Portfolio: Torstar Corp., Fairfax Financial Holdings Ltd., BCE Inc., Royal Bank of Canada, Mackenzie Cundill Value Fund, Mackenzie Cundill Canadian Security Fund, Mackenzie Universal Canadian Growth Fund, and Mackenzie Universal Sustainable Opportunities Fund.
Mr. MacKenzie inherited an interest in the stock market from his accountant father. "He helped me to learn how to save and invest over the long term."
He continues to build on what his father taught him. Last June, he attended a value-investing seminar at the Ben Graham Centre for Value Investing at the Richard Ivey School of Business.
The week-long seminar was a valuable experience. "Although costing $3,000 and requiring a lot of work, it was worth learning how to value a business in a rigorous manner under the direction of an enthusiastic and knowledgeable teacher," he said.
For the past 11 years, he has been the co-ordinator of the Ottawa chapter of the ShareClubs organization, which has "an informal monthly gathering" on personal finance topics such as taxation, estate planning and trusts.

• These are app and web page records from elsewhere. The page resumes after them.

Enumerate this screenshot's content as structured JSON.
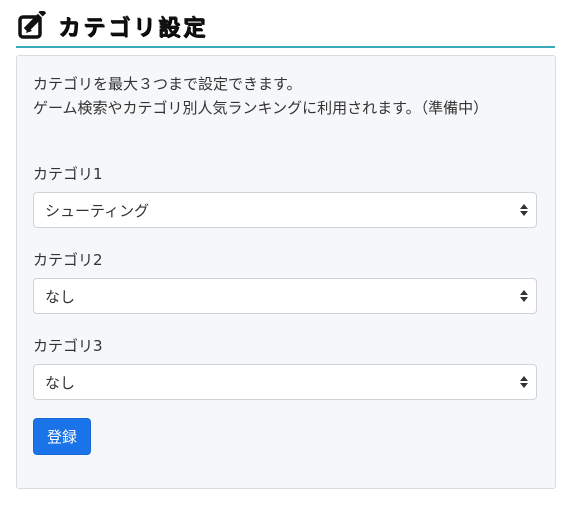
{
  "header": {
    "title": "カテゴリ設定",
    "icon": "edit-icon"
  },
  "description": {
    "line1": "カテゴリを最大３つまで設定できます。",
    "line2": "ゲーム検索やカテゴリ別人気ランキングに利用されます。（準備中）"
  },
  "categories": [
    {
      "label": "カテゴリ1",
      "value": "シューティング"
    },
    {
      "label": "カテゴリ2",
      "value": "なし"
    },
    {
      "label": "カテゴリ3",
      "value": "なし"
    }
  ],
  "submit": {
    "label": "登録"
  },
  "colors": {
    "accent": "#1a73e8",
    "heading_border": "#3aa9b8",
    "card_bg": "#f6f7f9"
  }
}
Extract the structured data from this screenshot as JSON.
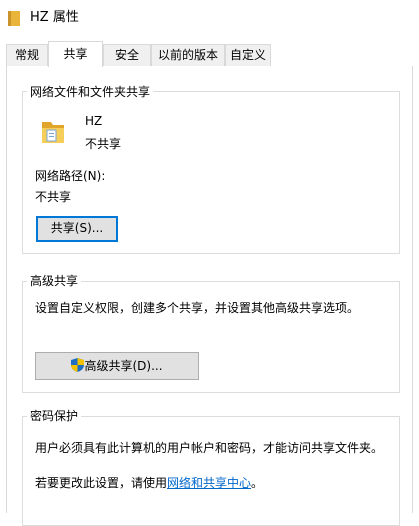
{
  "window": {
    "title": "HZ 属性",
    "title_icon": "folder-icon"
  },
  "tabs": [
    {
      "label": "常规",
      "active": false
    },
    {
      "label": "共享",
      "active": true
    },
    {
      "label": "安全",
      "active": false
    },
    {
      "label": "以前的版本",
      "active": false
    },
    {
      "label": "自定义",
      "active": false
    }
  ],
  "network_sharing": {
    "title": "网络文件和文件夹共享",
    "folder_name": "HZ",
    "folder_status": "不共享",
    "path_label": "网络路径(N):",
    "path_value": "不共享",
    "share_button": "共享(S)..."
  },
  "advanced_sharing": {
    "title": "高级共享",
    "description": "设置自定义权限，创建多个共享，并设置其他高级共享选项。",
    "button": "高级共享(D)...",
    "button_icon": "uac-shield-icon"
  },
  "password_protection": {
    "title": "密码保护",
    "description": "用户必须具有此计算机的用户帐户和密码，才能访问共享文件夹。",
    "change_prefix": "若要更改此设置，请使用",
    "change_link": "网络和共享中心",
    "change_suffix": "。"
  },
  "colors": {
    "accent": "#0078d7",
    "link": "#0066cc",
    "folder": "#f4c542"
  }
}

Value investing is the preferred approach for most of the mutual funds making up the bulk of his portfolio, with a smaller piece of his portfolio reserved for stocks with dividend income. When looking for stocks, he searches for companies trading below their estimated net asset value (NAV). Estimated NAV is reduced by a third to build in a margin of safety, and if the share price is below this adjusted estimate "and there is a good chance that some catalyst would unlock that value in a few years, it could be considered for investment," he says.
SOME OF HIS INVESTMENTS

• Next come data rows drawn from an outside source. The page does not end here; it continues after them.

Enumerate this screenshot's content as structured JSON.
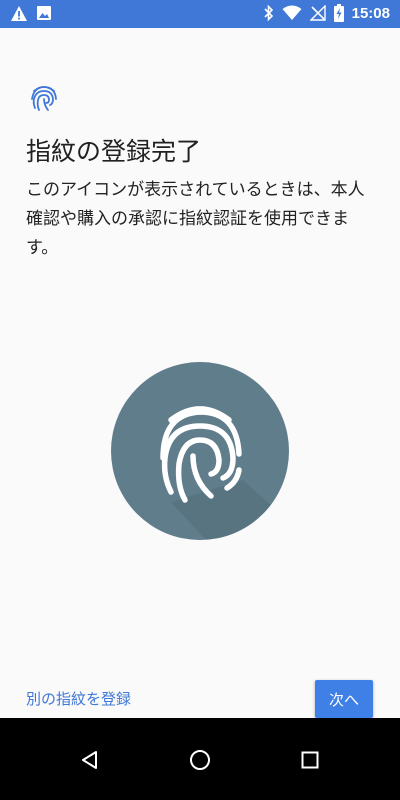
{
  "status_bar": {
    "time": "15:08",
    "left_icons": [
      "warning-icon",
      "image-icon"
    ],
    "right_icons": [
      "bluetooth-icon",
      "wifi-icon",
      "signal-off-icon",
      "battery-charging-icon"
    ],
    "color": "#3f78d6"
  },
  "main": {
    "title": "指紋の登録完了",
    "description": "このアイコンが表示されているときは、本人確認や購入の承認に指紋認証を使用できます。",
    "small_icon": "fingerprint-icon",
    "large_icon": "fingerprint-circle-icon",
    "accent_color": "#3f78d6",
    "circle_color": "#607d8b"
  },
  "footer": {
    "add_another_label": "別の指紋を登録",
    "next_label": "次へ"
  },
  "nav_bar": {
    "buttons": [
      "back-icon",
      "home-icon",
      "recents-icon"
    ]
  }
}
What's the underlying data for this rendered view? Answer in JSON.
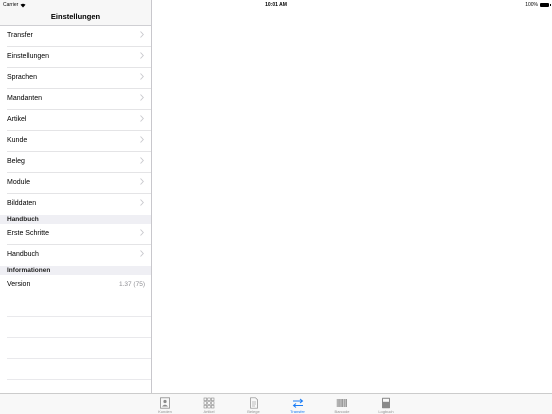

He owns shares in media conglomerate Torstar Corp. because "its relatively low price and high dividend are attractive." It may also be able to unlock value by shedding divisions, he says.
Insurer Fairfax Financial "remains a strong firm, guided by one of Canada's top investors, Prem Watsa," who dodged the bear market in stocks by increasing exposure to government bonds.
As for mutual funds, the "Cundill mutual funds at Mackenzie Financial ... have provided excellent long-term performance with reduced volatility." According to Globefund.com, the Mackenzie Cundill Value Fund A has earned 7.1 per cent annually over the past 10 years.
"My worst move was buying risky stocks without proper research."
"My best move was buying good funds with proven managers."
"Join a good personal finance club, take a basic accounting course ... read Benjamin Graham's classic book The Intelligent Investor and David Dreman's Contrarian Investment Strategies."